**YOUR ASSIGNMENT**
Your answer must be a word-for-word copy of the data.
[Opening INPUT section]
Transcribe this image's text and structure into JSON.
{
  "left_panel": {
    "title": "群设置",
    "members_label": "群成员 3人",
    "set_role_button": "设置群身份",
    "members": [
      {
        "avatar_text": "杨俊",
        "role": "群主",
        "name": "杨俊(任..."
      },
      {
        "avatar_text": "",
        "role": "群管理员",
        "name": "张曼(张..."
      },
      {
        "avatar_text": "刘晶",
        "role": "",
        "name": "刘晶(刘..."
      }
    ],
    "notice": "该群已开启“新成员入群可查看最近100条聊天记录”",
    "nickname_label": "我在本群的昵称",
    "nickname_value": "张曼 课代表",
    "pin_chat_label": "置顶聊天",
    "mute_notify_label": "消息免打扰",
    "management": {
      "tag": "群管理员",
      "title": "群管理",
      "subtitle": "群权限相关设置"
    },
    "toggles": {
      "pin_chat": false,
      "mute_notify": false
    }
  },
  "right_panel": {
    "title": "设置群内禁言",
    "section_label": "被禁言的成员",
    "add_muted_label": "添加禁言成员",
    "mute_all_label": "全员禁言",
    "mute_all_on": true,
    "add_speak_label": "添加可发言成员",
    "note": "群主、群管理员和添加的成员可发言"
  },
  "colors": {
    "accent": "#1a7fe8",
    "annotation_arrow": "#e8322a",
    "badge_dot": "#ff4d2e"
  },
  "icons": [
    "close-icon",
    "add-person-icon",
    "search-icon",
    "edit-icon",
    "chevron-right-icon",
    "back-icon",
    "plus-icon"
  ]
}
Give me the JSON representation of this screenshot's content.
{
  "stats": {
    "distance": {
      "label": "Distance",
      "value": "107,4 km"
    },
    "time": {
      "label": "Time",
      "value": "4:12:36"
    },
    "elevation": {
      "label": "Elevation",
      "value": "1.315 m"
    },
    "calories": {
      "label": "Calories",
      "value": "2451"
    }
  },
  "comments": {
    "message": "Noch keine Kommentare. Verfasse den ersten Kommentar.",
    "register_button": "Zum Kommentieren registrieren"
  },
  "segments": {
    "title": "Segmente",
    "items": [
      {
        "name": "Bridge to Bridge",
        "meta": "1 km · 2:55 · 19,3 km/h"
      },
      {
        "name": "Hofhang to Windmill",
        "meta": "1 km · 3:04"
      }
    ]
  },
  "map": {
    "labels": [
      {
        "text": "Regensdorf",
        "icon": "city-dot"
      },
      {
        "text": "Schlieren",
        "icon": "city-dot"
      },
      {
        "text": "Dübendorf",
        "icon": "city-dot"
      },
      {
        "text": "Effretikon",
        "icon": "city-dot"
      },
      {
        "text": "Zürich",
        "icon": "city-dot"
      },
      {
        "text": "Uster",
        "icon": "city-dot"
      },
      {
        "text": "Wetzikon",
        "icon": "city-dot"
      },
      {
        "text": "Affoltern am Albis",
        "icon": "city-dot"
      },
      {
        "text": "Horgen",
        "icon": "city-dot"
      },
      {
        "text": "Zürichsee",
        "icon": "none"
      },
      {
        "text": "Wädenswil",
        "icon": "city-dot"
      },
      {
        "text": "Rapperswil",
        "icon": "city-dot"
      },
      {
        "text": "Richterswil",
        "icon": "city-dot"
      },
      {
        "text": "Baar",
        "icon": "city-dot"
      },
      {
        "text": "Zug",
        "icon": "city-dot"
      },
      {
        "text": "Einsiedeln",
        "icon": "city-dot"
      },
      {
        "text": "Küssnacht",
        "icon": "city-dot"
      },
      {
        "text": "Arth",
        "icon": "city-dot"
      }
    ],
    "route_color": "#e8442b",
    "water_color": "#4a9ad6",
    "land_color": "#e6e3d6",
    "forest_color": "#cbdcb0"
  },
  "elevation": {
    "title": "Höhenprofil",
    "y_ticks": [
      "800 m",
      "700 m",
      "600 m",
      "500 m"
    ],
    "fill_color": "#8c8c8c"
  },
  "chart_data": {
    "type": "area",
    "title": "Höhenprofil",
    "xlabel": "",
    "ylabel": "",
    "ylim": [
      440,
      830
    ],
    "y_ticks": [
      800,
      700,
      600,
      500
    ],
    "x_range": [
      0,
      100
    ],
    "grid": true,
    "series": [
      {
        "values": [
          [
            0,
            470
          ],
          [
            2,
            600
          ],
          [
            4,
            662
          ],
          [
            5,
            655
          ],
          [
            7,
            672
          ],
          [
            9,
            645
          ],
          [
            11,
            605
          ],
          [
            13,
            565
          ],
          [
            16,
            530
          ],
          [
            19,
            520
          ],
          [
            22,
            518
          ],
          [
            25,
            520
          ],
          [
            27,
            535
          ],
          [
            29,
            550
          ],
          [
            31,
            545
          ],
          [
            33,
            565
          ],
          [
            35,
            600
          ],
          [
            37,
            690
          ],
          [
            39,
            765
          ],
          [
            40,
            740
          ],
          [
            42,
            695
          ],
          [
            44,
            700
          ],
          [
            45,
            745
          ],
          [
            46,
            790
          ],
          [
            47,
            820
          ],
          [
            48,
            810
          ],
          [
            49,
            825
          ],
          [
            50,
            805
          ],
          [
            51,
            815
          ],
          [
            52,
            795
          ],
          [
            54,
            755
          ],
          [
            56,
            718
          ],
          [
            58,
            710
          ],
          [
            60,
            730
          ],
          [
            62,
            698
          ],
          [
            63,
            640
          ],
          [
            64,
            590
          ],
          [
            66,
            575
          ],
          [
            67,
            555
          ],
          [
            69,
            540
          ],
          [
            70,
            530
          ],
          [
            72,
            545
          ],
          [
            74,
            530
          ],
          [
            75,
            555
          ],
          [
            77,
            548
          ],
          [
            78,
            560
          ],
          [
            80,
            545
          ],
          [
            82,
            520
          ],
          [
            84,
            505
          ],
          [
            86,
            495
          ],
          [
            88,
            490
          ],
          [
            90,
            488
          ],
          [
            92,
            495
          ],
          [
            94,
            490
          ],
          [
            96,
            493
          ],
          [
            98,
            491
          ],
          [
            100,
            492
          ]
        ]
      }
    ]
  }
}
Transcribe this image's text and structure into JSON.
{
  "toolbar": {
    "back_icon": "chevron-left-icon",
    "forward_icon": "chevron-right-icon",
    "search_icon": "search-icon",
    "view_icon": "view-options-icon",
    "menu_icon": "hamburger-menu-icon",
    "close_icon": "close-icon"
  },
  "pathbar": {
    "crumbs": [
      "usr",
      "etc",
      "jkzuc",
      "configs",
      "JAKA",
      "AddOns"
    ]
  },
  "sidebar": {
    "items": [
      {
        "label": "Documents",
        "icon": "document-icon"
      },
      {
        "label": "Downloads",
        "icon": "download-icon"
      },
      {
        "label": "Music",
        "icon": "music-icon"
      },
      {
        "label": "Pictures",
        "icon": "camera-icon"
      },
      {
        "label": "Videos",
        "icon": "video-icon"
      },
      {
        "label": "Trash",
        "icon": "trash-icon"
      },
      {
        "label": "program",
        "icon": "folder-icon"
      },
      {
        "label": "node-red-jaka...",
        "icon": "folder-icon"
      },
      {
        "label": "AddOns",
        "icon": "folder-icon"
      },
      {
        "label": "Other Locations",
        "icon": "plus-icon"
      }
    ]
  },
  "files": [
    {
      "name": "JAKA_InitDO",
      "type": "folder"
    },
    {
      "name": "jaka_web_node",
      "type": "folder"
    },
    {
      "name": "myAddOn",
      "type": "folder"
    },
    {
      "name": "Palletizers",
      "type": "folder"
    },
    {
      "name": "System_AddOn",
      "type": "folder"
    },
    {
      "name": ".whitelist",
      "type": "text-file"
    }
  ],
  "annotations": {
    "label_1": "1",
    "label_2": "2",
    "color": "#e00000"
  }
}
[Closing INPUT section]
**TASK RESULT**
Transcribe this image's text and structure into JSON.
{
  "left_panel": {
    "title": "群设置",
    "members_label": "群成员 3人",
    "set_role_button": "设置群身份",
    "members": [
      {
        "avatar_text": "杨俊",
        "role": "群主",
        "name": "杨俊(任..."
      },
      {
        "avatar_text": "",
        "role": "群管理员",
        "name": "张曼(张..."
      },
      {
        "avatar_text": "刘晶",
        "role": "",
        "name": "刘晶(刘..."
      }
    ],
    "notice": "该群已开启“新成员入群可查看最近100条聊天记录”",
    "nickname_label": "我在本群的昵称",
    "nickname_value": "张曼 课代表",
    "pin_chat_label": "置顶聊天",
    "mute_notify_label": "消息免打扰",
    "management": {
      "tag": "群管理员",
      "title": "群管理",
      "subtitle": "群权限相关设置"
    },
    "toggles": {
      "pin_chat": false,
      "mute_notify": false
    }
  },
  "right_panel": {
    "title": "设置群内禁言",
    "section_label": "被禁言的成员",
    "add_muted_label": "添加禁言成员",
    "mute_all_label": "全员禁言",
    "mute_all_on": true,
    "add_speak_label": "添加可发言成员",
    "note": "群主、群管理员和添加的成员可发言"
  },
  "colors": {
    "accent": "#1a7fe8",
    "annotation_arrow": "#e8322a",
    "badge_dot": "#ff4d2e"
  },
  "icons": [
    "close-icon",
    "add-person-icon",
    "search-icon",
    "edit-icon",
    "chevron-right-icon",
    "back-icon",
    "plus-icon"
  ]
}
Give me the JSON representation of this screenshot's content.
{
  "stats": {
    "distance": {
      "label": "Distance",
      "value": "107,4 km"
    },
    "time": {
      "label": "Time",
      "value": "4:12:36"
    },
    "elevation": {
      "label": "Elevation",
      "value": "1.315 m"
    },
    "calories": {
      "label": "Calories",
      "value": "2451"
    }
  },
  "comments": {
    "message": "Noch keine Kommentare. Verfasse den ersten Kommentar.",
    "register_button": "Zum Kommentieren registrieren"
  },
  "segments": {
    "title": "Segmente",
    "items": [
      {
        "name": "Bridge to Bridge",
        "meta": "1 km · 2:55 · 19,3 km/h"
      },
      {
        "name": "Hofhang to Windmill",
        "meta": "1 km · 3:04"
      }
    ]
  },
  "map": {
    "labels": [
      {
        "text": "Regensdorf",
        "icon": "city-dot"
      },
      {
        "text": "Schlieren",
        "icon": "city-dot"
      },
      {
        "text": "Dübendorf",
        "icon": "city-dot"
      },
      {
        "text": "Effretikon",
        "icon": "city-dot"
      },
      {
        "text": "Zürich",
        "icon": "city-dot"
      },
      {
        "text": "Uster",
        "icon": "city-dot"
      },
      {
        "text": "Wetzikon",
        "icon": "city-dot"
      },
      {
        "text": "Affoltern am Albis",
        "icon": "city-dot"
      },
      {
        "text": "Horgen",
        "icon": "city-dot"
      },
      {
        "text": "Zürichsee",
        "icon": "none"
      },
      {
        "text": "Wädenswil",
        "icon": "city-dot"
      },
      {
        "text": "Rapperswil",
        "icon": "city-dot"
      },
      {
        "text": "Richterswil",
        "icon": "city-dot"
      },
      {
        "text": "Baar",
        "icon": "city-dot"
      },
      {
        "text": "Zug",
        "icon": "city-dot"
      },
      {
        "text": "Einsiedeln",
        "icon": "city-dot"
      },
      {
        "text": "Küssnacht",
        "icon": "city-dot"
      },
      {
        "text": "Arth",
        "icon": "city-dot"
      }
    ],
    "route_color": "#e8442b",
    "water_color": "#4a9ad6",
    "land_color": "#e6e3d6",
    "forest_color": "#cbdcb0"
  },
  "elevation": {
    "title": "Höhenprofil",
    "y_ticks": [
      "800 m",
      "700 m",
      "600 m",
      "500 m"
    ],
    "fill_color": "#8c8c8c"
  },
  "chart_data": {
    "type": "area",
    "title": "Höhenprofil",
    "xlabel": "",
    "ylabel": "",
    "ylim": [
      440,
      830
    ],
    "y_ticks": [
      800,
      700,
      600,
      500
    ],
    "x_range": [
      0,
      100
    ],
    "grid": true,
    "series": [
      {
        "values": [
          [
            0,
            470
          ],
          [
            2,
            600
          ],
          [
            4,
            662
          ],
          [
            5,
            655
          ],
          [
            7,
            672
          ],
          [
            9,
            645
          ],
          [
            11,
            605
          ],
          [
            13,
            565
          ],
          [
            16,
            530
          ],
          [
            19,
            520
          ],
          [
            22,
            518
          ],
          [
            25,
            520
          ],
          [
            27,
            535
          ],
          [
            29,
            550
          ],
          [
            31,
            545
          ],
          [
            33,
            565
          ],
          [
            35,
            600
          ],
          [
            37,
            690
          ],
          [
            39,
            765
          ],
          [
            40,
            740
          ],
          [
            42,
            695
          ],
          [
            44,
            700
          ],
          [
            45,
            745
          ],
          [
            46,
            790
          ],
          [
            47,
            820
          ],
          [
            48,
            810
          ],
          [
            49,
            825
          ],
          [
            50,
            805
          ],
          [
            51,
            815
          ],
          [
            52,
            795
          ],
          [
            54,
            755
          ],
          [
            56,
            718
          ],
          [
            58,
            710
          ],
          [
            60,
            730
          ],
          [
            62,
            698
          ],
          [
            63,
            640
          ],
          [
            64,
            590
          ],
          [
            66,
            575
          ],
          [
            67,
            555
          ],
          [
            69,
            540
          ],
          [
            70,
            530
          ],
          [
            72,
            545
          ],
          [
            74,
            530
          ],
          [
            75,
            555
          ],
          [
            77,
            548
          ],
          [
            78,
            560
          ],
          [
            80,
            545
          ],
          [
            82,
            520
          ],
          [
            84,
            505
          ],
          [
            86,
            495
          ],
          [
            88,
            490
          ],
          [
            90,
            488
          ],
          [
            92,
            495
          ],
          [
            94,
            490
          ],
          [
            96,
            493
          ],
          [
            98,
            491
          ],
          [
            100,
            492
          ]
        ]
      }
    ]
  }
}
Transcribe this image's text and structure into JSON.
{
  "toolbar": {
    "back_icon": "chevron-left-icon",
    "forward_icon": "chevron-right-icon",
    "search_icon": "search-icon",
    "view_icon": "view-options-icon",
    "menu_icon": "hamburger-menu-icon",
    "close_icon": "close-icon"
  },
  "pathbar": {
    "crumbs": [
      "usr",
      "etc",
      "jkzuc",
      "configs",
      "JAKA",
      "AddOns"
    ]
  },
  "sidebar": {
    "items": [
      {
        "label": "Documents",
        "icon": "document-icon"
      },
      {
        "label": "Downloads",
        "icon": "download-icon"
      },
      {
        "label": "Music",
        "icon": "music-icon"
      },
      {
        "label": "Pictures",
        "icon": "camera-icon"
      },
      {
        "label": "Videos",
        "icon": "video-icon"
      },
      {
        "label": "Trash",
        "icon": "trash-icon"
      },
      {
        "label": "program",
        "icon": "folder-icon"
      },
      {
        "label": "node-red-jaka...",
        "icon": "folder-icon"
      },
      {
        "label": "AddOns",
        "icon": "folder-icon"
      },
      {
        "label": "Other Locations",
        "icon": "plus-icon"
      }
    ]
  },
  "files": [
    {
      "name": "JAKA_InitDO",
      "type": "folder"
    },
    {
      "name": "jaka_web_node",
      "type": "folder"
    },
    {
      "name": "myAddOn",
      "type": "folder"
    },
    {
      "name": "Palletizers",
      "type": "folder"
    },
    {
      "name": "System_AddOn",
      "type": "folder"
    },
    {
      "name": ".whitelist",
      "type": "text-file"
    }
  ],
  "annotations": {
    "label_1": "1",
    "label_2": "2",
    "color": "#e00000"
  }
}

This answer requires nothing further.